BELLINI Norma (Rizzi)
This is the third filmed version of Norma to have appeared in the past year and, for me, the best – at least in musical terms. Unlike its main rival, from Covent Garden, it features not only a compelling Norma but also an Adalgisa in danger of stealing the show as well as her man. In Sondra Radvanovsky and Joyce DiDonato the Met production has two singers at the height of their formidable powers.
Radvanovsky admittedly makes a bit of a slow start – you’ll hear more seamless and melting ‘Casta divas’ elsewhere – but the voice only grows in authority as the evening progresses: firm and focused, and big and beautiful. And it is backed up by a formidable technical arsenal allied to the sort of grand, old-school artistry we see too rarely these days. DiDonato’s artistry here is no less impressive and she’s profoundly moving as a gamine, innocent and big-hearted Aldalgisa, the voice, distinguished by a hint of quick vibrato, employed with imagination and a wonderful sense of bel canto style.
Beside these two, Joseph Calleja’s Pollione (also heard on the Covent Garden film) offers virtues of a less subtle sort, perhaps, and he tires during the course of his big Act 1 scene with Adalgisa. The voice itself, bright and open and also characterised by a quick vibrato, is on robuster form than elsewhere recently, and there’s enormous pleasure to be had from singing of such generosity and ardency. Matthew Rose is on noble form as Oroveso, and watch out for Michelle Bradley’s moving Clotilde, sung in an impressively rich and steady mezzo. Carlo Rizzi’s love for the score comes across in every bar; he conducts the Met Orchestra superbly and they play gloriously for him.

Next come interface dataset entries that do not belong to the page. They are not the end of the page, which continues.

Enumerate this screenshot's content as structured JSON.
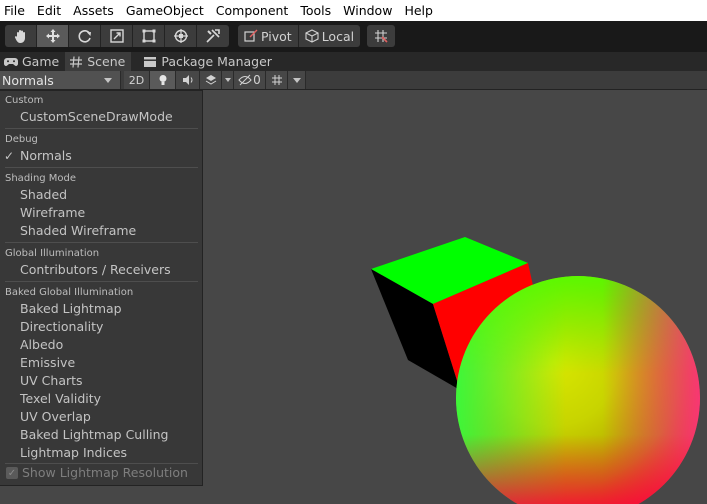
{
  "menu": [
    "File",
    "Edit",
    "Assets",
    "GameObject",
    "Component",
    "Tools",
    "Window",
    "Help"
  ],
  "toolbar": {
    "tools": [
      "hand-icon",
      "move-icon",
      "rotate-icon",
      "scale-icon",
      "rect-icon",
      "transform-icon",
      "custom-tool-icon"
    ],
    "active_tool": "move-icon",
    "pivot_label": "Pivot",
    "local_label": "Local",
    "snap_icon": "grid-snap-icon"
  },
  "tabs": [
    {
      "label": "Game",
      "icon": "gamepad-icon",
      "active": false
    },
    {
      "label": "Scene",
      "icon": "hash-icon",
      "active": true
    },
    {
      "label": "Package Manager",
      "icon": "package-icon",
      "active": false
    }
  ],
  "scene_toolbar": {
    "draw_mode": "Normals",
    "mode_2d_label": "2D",
    "hidden_count": "0"
  },
  "dropdown": {
    "sections": [
      {
        "header": "Custom",
        "items": [
          "CustomSceneDrawMode"
        ]
      },
      {
        "header": "Debug",
        "items": [
          "Normals"
        ]
      },
      {
        "header": "Shading Mode",
        "items": [
          "Shaded",
          "Wireframe",
          "Shaded Wireframe"
        ]
      },
      {
        "header": "Global Illumination",
        "items": [
          "Contributors / Receivers"
        ]
      },
      {
        "header": "Baked Global Illumination",
        "items": [
          "Baked Lightmap",
          "Directionality",
          "Albedo",
          "Emissive",
          "UV Charts",
          "Texel Validity",
          "UV Overlap",
          "Baked Lightmap Culling",
          "Lightmap Indices"
        ]
      }
    ],
    "checked_item": "Normals",
    "check_glyph": "✓",
    "bottom_toggle": "Show Lightmap Resolution"
  },
  "colors": {
    "cube_top": "#00ff00",
    "cube_front": "#ff0000",
    "cube_side": "#000000",
    "viewport_bg": "#474747"
  }
}
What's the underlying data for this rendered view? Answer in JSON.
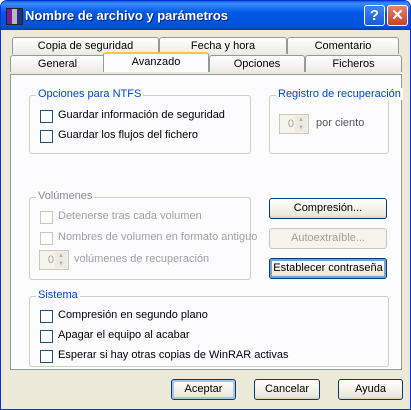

David McVicar deserves praise for bringing out such moving acting from Radvanovsky and DiDonato in particular but the production itself is less satisfying. Robert Jones’s set – a fantasy forest under which is hidden a vast fake-looking hut for Norma’s home – resembles something out of Lord of the Rings, and the director piles in too many of the snarling, overacting extras of which he is so fond. Less here would certainly have been more, and the prosaic production adds little to the poetry of the singing – especially at the close. The camerawork for Met relays seems to be getting ever more tricksy and over-elaborate, too. Happily, though, none of this significantly detracts from some glorious central performances, conducting and playing.